American poets of our time. One is the deep attachment parents (and
perhaps most especially working parents) form for their infants and how
they perceive their children (perhaps as Blake saw them) with all the
wisdom of their innocence. The second is the relationship of science,
mathematics and metaphysics to our everyday life. Here is a book that
explores, and to some degree attempts to define, the writer's
investigations in those two domains, one stemming from her experience
as a mother, the other from her profession as a philosopher of science.
And it is this juxtaposition of maternal emotion and detached, almost
clinical, analysis that provides Grosholz's wonderful new collection
with such grace and such power." David R Godine. 2002. $15.95.
"Former poet laureate Dove, a master at dramatic
monologues, is in top form here, reclaiming Bridgetower’s story in a
mischievous, sensuous, and deeply empathic lyrical narrative. Born in
1780 to a Polish German mother and a Caribbean African father, George
was a famous prodigy and mulatto subjected to every insult. In
scintillating, linked poems that embody the violin’s profoundly
emotional range, Dove brings the tumultuous world of Napoleonic Europe
to life with stunning precision. The sheer pleasure of her crisp
descriptions and the propelling suspense of this true tale cannot be
overstated. As she writes in the voices of Bridgetower, Beethoven,
Haydn, a court lady, and street fiddler Black Billy Waters, Dove delves
into the nature of genius and power, class and race, and the
consequences of exoticism and lust, creating a unique celebration of
art and spirit." W.W. Norton & Co. 2009. $16.47.
"Dana Gioia's name has come to be associated with the
poets known as New Formalists—a term that might sound odd here. But
what it really means is that Gioia concerns himself with every aspect
of his craft: its traditions, its movements towards and away from rhyme
and meter, and its ancient roots in the sound of the human voice. That
his voicing of these concerns has put him at the center of several
literary controversies may say more about the current state of poetry
than about Gioia himself, but that is another matter. Gioia is clearly
a poet whose words are heard, whose positions ignite debate, whose work
constantly and unflinchingly searches out new ways to counter what he
calls our sentimental, upbeat age." Graywolf Press.
"This nonfiction memoir of a chronically ill poet who
rediscovers her Catholic faith and perceives its healing power reads
like a cross between Kathleen Norris and Carlos Castaneda. Swander, an
Iowa poet who developed a paralyzing neurological condition when her
car was hit by a drunk driver, weaves family history and an
introduction to historic Catholic mystics into a tale of her recovery
from illness when she journeys from snowbound Iowa to the desert of New
Mexico as a visiting professor. The timeless Christian allegory of
pilgrimage to belief is freshly rendered. This poet-pilgrim joins a

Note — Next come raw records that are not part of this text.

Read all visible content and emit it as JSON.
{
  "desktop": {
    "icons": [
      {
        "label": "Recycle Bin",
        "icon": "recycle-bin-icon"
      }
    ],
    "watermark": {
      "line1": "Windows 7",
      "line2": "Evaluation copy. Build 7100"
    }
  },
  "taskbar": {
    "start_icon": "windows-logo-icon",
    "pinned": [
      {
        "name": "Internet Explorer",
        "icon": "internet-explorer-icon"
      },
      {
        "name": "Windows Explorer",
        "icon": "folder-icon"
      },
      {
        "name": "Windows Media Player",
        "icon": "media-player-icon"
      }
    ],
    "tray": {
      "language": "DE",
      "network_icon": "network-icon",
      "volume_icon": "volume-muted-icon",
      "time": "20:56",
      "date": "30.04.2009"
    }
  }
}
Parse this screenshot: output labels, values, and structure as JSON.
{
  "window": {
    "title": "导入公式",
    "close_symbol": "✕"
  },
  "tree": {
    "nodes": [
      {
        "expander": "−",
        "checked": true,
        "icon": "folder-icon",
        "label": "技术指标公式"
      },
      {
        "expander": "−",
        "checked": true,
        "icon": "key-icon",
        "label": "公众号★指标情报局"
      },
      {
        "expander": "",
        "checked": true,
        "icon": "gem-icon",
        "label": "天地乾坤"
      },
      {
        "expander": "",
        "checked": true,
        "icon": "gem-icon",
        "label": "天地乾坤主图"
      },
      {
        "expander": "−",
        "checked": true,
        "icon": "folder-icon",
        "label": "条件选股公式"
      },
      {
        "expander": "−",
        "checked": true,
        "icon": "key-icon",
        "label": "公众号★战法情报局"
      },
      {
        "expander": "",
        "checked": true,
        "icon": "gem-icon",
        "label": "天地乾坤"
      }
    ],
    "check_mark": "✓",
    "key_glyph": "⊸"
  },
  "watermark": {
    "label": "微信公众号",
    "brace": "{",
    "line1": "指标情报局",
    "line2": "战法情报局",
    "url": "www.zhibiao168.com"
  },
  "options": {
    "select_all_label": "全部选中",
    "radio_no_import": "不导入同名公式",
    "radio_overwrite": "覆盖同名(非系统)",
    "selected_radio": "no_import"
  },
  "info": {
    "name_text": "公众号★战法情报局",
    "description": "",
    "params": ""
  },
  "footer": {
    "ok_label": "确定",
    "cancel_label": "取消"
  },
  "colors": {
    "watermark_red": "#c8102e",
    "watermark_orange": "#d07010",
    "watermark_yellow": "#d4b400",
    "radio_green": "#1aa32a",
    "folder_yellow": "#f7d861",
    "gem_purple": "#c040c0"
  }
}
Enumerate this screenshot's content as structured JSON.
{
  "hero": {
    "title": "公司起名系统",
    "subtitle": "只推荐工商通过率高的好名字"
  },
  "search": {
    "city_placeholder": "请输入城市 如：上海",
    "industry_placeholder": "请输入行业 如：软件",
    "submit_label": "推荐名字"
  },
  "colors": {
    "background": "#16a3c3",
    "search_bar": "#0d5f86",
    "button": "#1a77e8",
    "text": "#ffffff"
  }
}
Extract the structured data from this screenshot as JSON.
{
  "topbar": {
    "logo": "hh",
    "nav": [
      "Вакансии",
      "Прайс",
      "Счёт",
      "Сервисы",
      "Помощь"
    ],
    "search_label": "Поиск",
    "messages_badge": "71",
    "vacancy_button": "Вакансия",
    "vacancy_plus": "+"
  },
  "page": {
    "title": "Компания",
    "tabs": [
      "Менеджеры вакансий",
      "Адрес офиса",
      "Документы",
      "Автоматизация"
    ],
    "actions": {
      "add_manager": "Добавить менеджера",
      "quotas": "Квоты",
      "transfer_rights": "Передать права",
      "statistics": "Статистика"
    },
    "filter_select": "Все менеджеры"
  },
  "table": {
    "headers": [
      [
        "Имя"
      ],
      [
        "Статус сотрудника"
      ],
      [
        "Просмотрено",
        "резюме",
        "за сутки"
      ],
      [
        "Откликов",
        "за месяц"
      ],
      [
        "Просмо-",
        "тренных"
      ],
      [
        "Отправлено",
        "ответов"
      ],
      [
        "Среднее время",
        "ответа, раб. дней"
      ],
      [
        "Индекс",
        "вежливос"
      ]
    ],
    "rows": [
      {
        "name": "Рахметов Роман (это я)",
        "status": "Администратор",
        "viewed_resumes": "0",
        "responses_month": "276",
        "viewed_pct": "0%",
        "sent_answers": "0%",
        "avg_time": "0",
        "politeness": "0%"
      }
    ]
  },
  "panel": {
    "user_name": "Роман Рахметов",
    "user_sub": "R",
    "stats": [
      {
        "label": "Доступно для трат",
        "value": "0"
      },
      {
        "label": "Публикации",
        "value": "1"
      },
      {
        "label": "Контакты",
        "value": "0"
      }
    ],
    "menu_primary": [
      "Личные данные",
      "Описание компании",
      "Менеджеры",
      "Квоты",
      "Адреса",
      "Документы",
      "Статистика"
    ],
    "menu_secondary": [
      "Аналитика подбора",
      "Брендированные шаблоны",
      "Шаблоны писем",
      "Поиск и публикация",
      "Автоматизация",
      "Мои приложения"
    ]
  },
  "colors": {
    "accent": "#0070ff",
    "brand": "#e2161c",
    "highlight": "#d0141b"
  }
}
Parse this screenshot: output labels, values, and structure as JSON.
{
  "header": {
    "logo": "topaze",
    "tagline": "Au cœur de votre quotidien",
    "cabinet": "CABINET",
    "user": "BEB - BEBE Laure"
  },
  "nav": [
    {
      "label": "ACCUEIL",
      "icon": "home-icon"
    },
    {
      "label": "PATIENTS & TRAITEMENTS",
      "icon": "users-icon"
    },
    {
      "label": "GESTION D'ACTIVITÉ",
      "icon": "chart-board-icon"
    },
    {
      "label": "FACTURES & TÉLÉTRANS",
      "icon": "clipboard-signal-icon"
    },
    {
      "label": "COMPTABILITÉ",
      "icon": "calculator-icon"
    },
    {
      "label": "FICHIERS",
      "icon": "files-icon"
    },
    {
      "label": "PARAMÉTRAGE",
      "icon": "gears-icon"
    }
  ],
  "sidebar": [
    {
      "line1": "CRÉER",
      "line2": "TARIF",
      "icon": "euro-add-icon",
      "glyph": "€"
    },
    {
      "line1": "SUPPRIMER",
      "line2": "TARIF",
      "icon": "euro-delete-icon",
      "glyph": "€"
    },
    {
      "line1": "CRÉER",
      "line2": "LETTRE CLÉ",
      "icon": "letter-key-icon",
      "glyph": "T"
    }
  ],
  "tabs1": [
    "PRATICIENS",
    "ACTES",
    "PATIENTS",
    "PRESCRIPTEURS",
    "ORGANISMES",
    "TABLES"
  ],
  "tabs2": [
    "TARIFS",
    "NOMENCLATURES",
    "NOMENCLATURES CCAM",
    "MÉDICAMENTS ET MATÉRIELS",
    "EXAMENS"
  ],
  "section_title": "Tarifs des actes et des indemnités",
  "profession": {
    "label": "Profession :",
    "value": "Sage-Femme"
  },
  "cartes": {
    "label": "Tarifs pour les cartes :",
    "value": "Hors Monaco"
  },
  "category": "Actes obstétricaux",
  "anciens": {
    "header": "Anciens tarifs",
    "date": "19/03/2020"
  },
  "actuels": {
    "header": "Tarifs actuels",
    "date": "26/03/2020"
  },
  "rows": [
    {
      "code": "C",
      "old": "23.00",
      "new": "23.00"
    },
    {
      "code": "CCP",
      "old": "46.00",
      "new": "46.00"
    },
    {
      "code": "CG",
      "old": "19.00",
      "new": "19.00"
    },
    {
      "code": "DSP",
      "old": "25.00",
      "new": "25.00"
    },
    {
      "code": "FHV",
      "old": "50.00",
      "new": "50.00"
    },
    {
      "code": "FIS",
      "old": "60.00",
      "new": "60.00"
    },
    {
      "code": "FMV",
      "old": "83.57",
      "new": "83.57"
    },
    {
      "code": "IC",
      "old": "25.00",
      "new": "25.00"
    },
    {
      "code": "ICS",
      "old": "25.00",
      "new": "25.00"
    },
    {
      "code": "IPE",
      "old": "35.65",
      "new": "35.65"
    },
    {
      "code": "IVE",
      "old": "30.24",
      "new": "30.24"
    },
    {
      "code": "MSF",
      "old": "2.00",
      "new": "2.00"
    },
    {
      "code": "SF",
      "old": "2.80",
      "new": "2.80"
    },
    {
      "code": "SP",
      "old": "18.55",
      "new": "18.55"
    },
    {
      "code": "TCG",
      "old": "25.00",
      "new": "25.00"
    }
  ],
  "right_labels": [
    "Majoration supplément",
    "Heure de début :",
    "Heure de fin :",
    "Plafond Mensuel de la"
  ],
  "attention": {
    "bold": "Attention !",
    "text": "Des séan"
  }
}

literary tradition of others before her who journeyed through the dark
nights of doubt to the convinced light of faith. This is a beautifully
written book." Ice Cube Press. 2008. $19.95.
A slim yet compelling collection of poetry that
celebrates several generations of a Southern black family with rich and
vivid portraits. Great-Uncle Rufus was born a slave, conceived by rape,
but raised by his mother with enough love and faith to imbue courage
and pride in his own five children. Aunt Geneva dared to love a white
man well into her eighties. Waniek's father, an Air Force navigator,
and her uncles, the famed Tuskegee Airmen, inspired
the poet to look to the sky and ask . . . how shall I live
and work to match your goodness? This is a worthy addition to
any poetry collection, but it's of particular importance with the
recent interest in the airmen and the contribution of blacks in the U.
S. military." Louisiana State University Press. 1990. $16.95.